At the First Nations University of Canada, elders passed on knowledge about how to raise a tipi to Mother Teresa Middle School students.
The tipi is significant as it provides shelter and warmth; and it’s ability to be taken down and set up quickly was ideal for the nomadic nature of hunting groups. In fact, it’s structure is a feat of architecture and engineering historically speaking.
Each pole has significant spiritual meaning and purpose. The first three poles of the tipi represent, Humans, Mother Earth, and the Creator. There are 14 poles in total, 12 for the base and two which control the venting flaps.
Traditionally tipi raising was done by women; however, today it is often done by men.
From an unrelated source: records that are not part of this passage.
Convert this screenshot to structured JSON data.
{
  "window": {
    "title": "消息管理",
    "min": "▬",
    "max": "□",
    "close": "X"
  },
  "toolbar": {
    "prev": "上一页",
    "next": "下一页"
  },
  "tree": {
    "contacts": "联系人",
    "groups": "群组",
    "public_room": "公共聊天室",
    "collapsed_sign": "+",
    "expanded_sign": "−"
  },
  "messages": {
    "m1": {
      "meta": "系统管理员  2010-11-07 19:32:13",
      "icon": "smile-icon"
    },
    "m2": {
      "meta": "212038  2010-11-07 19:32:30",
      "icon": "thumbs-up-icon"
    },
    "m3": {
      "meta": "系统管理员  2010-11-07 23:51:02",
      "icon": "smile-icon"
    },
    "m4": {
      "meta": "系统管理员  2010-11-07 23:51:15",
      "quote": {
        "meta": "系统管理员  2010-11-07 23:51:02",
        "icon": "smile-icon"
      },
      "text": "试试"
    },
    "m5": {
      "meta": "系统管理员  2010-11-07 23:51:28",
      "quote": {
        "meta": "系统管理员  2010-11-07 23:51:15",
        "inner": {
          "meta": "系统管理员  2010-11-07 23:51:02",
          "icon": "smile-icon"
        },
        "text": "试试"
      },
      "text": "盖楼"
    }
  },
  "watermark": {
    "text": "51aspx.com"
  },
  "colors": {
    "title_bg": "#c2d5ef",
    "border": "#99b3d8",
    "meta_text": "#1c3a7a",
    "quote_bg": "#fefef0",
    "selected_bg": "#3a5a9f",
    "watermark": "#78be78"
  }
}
These teachings were done in the original established method, to ensure that ancestral knowledge will be carried on for generations ahead.